Would you write out every record that follows exactly, with the pictures left out?

**Supplied entries:**
'''
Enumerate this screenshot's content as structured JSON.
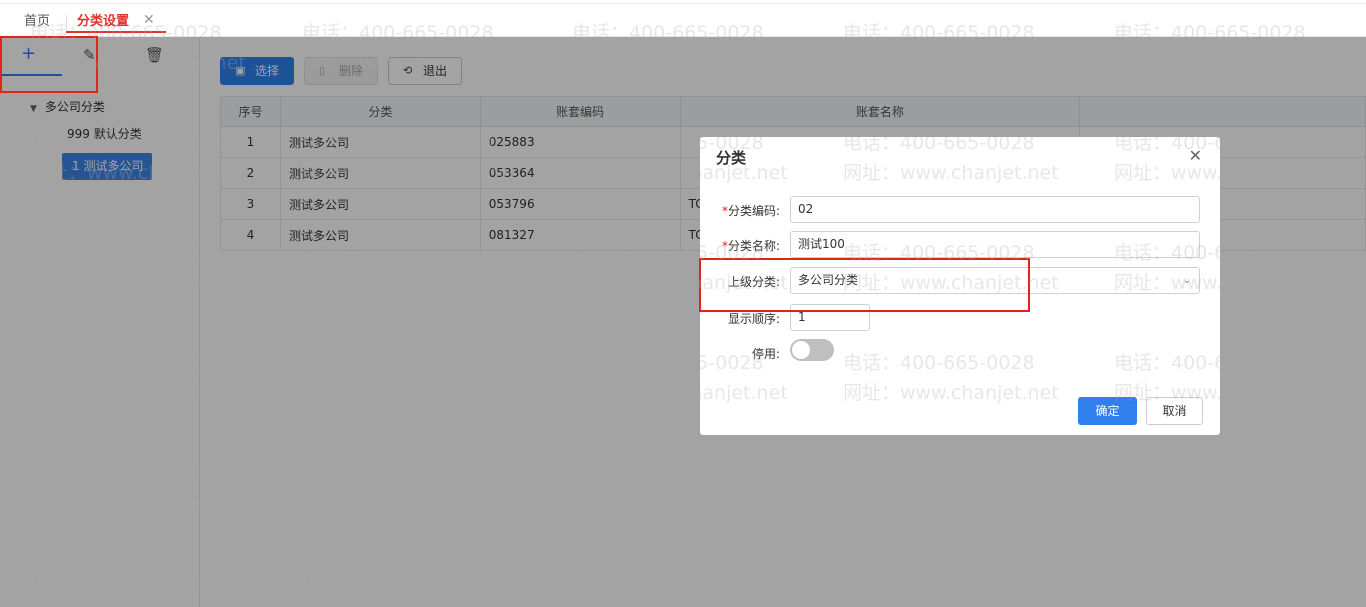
{
  "tabs": {
    "home": "首页",
    "active": "分类设置",
    "close": "✕"
  },
  "tree_toolbar": {
    "add": "+",
    "edit": "✎",
    "delete": "🗑"
  },
  "tree": {
    "root": "多公司分类",
    "children": [
      "999 默认分类",
      "1 测试多公司"
    ]
  },
  "toolbar": {
    "select": "选择",
    "delete": "删除",
    "exit": "退出"
  },
  "table": {
    "headers": [
      "序号",
      "分类",
      "账套编码",
      "账套名称",
      ""
    ],
    "rows": [
      {
        "no": "1",
        "category": "测试多公司",
        "code": "025883",
        "name": ""
      },
      {
        "no": "2",
        "category": "测试多公司",
        "code": "053364",
        "name": ""
      },
      {
        "no": "3",
        "category": "测试多公司",
        "code": "053796",
        "name": "TC"
      },
      {
        "no": "4",
        "category": "测试多公司",
        "code": "081327",
        "name": "TC"
      }
    ]
  },
  "dialog": {
    "title": "分类",
    "fields": {
      "code": {
        "label": "分类编码:",
        "value": "02"
      },
      "name": {
        "label": "分类名称:",
        "value": "测试100"
      },
      "parent": {
        "label": "上级分类:",
        "value": "多公司分类"
      },
      "order": {
        "label": "显示顺序:",
        "value": "1"
      },
      "disabled": {
        "label": "停用:",
        "on": false
      }
    },
    "ok": "确定",
    "cancel": "取消"
  },
  "watermark": {
    "phone": "电话：400-665-0028",
    "site": "网址：www.chanjet.net"
  }
}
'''
**Task solution:**
Enumerate this screenshot's content as structured JSON.
{
  "tabs": {
    "home": "首页",
    "active": "分类设置",
    "close": "✕"
  },
  "tree_toolbar": {
    "add": "+",
    "edit": "✎",
    "delete": "🗑"
  },
  "tree": {
    "root": "多公司分类",
    "children": [
      "999 默认分类",
      "1 测试多公司"
    ]
  },
  "toolbar": {
    "select": "选择",
    "delete": "删除",
    "exit": "退出"
  },
  "table": {
    "headers": [
      "序号",
      "分类",
      "账套编码",
      "账套名称",
      ""
    ],
    "rows": [
      {
        "no": "1",
        "category": "测试多公司",
        "code": "025883",
        "name": ""
      },
      {
        "no": "2",
        "category": "测试多公司",
        "code": "053364",
        "name": ""
      },
      {
        "no": "3",
        "category": "测试多公司",
        "code": "053796",
        "name": "TC"
      },
      {
        "no": "4",
        "category": "测试多公司",
        "code": "081327",
        "name": "TC"
      }
    ]
  },
  "dialog": {
    "title": "分类",
    "fields": {
      "code": {
        "label": "分类编码:",
        "value": "02"
      },
      "name": {
        "label": "分类名称:",
        "value": "测试100"
      },
      "parent": {
        "label": "上级分类:",
        "value": "多公司分类"
      },
      "order": {
        "label": "显示顺序:",
        "value": "1"
      },
      "disabled": {
        "label": "停用:",
        "on": false
      }
    },
    "ok": "确定",
    "cancel": "取消"
  },
  "watermark": {
    "phone": "电话：400-665-0028",
    "site": "网址：www.chanjet.net"
  }
}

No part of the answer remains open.